June 20, 2013
Mercury poisoning is an age-old scourge. Ratification of the Minamata Convention will be is an important milestone toward ensuring that all people are protected from its devastating effects.
Jane Cohen, a researcher in the Health and Human Rights Division

(New York)- Governments around the world should sign and ratify the Minamata Convention on Mercury, and take immediate steps to reduce mercury pollution, Human Rights Watch said today in letters to environment ministers around the globe. Human Rights Watch sent its letters to countries with artisanal gold mining and to all others, including donor countries, in advance of a diplomatic conference for countries to sign the international treaty, from October 7 to 11, 2013, in Japan. For the treaty to go into force, at least 50 countries must sign.
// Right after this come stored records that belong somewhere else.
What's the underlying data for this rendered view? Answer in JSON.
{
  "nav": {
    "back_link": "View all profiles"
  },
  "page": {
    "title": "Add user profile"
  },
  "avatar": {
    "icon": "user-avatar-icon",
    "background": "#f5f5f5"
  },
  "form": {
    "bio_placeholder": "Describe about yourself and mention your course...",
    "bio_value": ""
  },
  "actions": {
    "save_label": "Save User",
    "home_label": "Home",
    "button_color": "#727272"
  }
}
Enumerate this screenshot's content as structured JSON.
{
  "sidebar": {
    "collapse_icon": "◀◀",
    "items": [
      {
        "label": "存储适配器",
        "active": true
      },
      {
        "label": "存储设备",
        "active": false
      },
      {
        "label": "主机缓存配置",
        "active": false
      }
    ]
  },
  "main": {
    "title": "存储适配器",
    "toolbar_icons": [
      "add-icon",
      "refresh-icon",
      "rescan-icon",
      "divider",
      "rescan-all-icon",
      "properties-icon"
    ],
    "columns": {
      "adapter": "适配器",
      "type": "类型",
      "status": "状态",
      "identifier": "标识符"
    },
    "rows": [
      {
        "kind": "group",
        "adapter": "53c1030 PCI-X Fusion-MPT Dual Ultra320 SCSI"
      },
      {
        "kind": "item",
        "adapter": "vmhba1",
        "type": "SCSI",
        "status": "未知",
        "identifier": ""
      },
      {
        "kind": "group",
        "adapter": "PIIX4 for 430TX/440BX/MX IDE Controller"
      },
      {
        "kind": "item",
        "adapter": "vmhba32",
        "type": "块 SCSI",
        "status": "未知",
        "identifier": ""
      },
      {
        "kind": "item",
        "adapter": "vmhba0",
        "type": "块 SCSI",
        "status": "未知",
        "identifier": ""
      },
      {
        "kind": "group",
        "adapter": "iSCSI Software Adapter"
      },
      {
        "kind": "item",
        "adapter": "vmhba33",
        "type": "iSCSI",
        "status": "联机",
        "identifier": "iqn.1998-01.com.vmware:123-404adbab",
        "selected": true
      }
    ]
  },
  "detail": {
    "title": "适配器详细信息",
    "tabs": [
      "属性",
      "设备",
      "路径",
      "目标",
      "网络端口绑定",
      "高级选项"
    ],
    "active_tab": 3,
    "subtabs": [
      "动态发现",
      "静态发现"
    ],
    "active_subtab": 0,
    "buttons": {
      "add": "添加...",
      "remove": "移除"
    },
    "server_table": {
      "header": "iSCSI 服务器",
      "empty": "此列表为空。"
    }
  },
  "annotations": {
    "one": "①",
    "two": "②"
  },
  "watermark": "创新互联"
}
Mercury is a highly toxic liquid metal that attacks the central nervous system and remains in the environment for long periods of time. Communities are exposed to the effects of mercury through air, soil, and water. Artisanal gold mining uses the largest amount of mercury worldwide. Every day millions of adult and child gold miners around the world work with mercury, putting them at risk of long-term disability and death

“Mercury poisoning is an age-old scourge,” said Jane Cohen, a researcher in the Health and Human Rights Division at Human Rights Watch. “Ratification of the Minamata Convention will be is an important milestone toward ensuring that all people are protected from its devastating effects.”

On January 19, 2013, more than 140 countries agreed to the text of the Minamata Convention. The treaty is named for one of the worst mercury poisoning disasters in history, which killed over 900 people in Japan since 1956. It obligates governments to protect their citizens from mercury exposure. The treaty targets a number of harmful mercury-related products and processes.

The treaty addresses the effects of mercury in artisanal and small-scale gold mining. In Africa, Asia, and Latin America, an estimated 15 million artisanal gold miners – including many children – use mercury to separate the gold from the ore, by burning a toxic gold-mercury amalgam. Human Rights Watch has documented the use of mercury by child laborers, and non-existent or inadequate measures by governments to prevent, test, and treat mercury-related conditions in mining areas.

The Minamata Convention requires ratifying governments to develop mandatory national action plans with measures to eliminate the most harmful forms of mercury use, promote mercury free mining methods, protect children and women of childbearing age from mercury exposure, and take steps to improve the health of miners.

Human Rights Watch urged governments in countries with artisanal gold mining to take immediate action to address the harmful effects of mercury even before the treaty goes into effect, and donor countries to assist such efforts financially and with technical support.

Governments should:

·       Take action to end child labor in artisanal gold mining;

·       Train health workers about the effects of mercury;

·       Enhance health system capacity to test and treat mercury-related conditions; and

·       Monitor mercury levels of people in artisanal mining communities, including children.

Governments should not wait until the treaty enters into force to protect the health of their citizens,” Cohen said. “They should demonstrate their commitment to the Minamata Covention by taking action now.”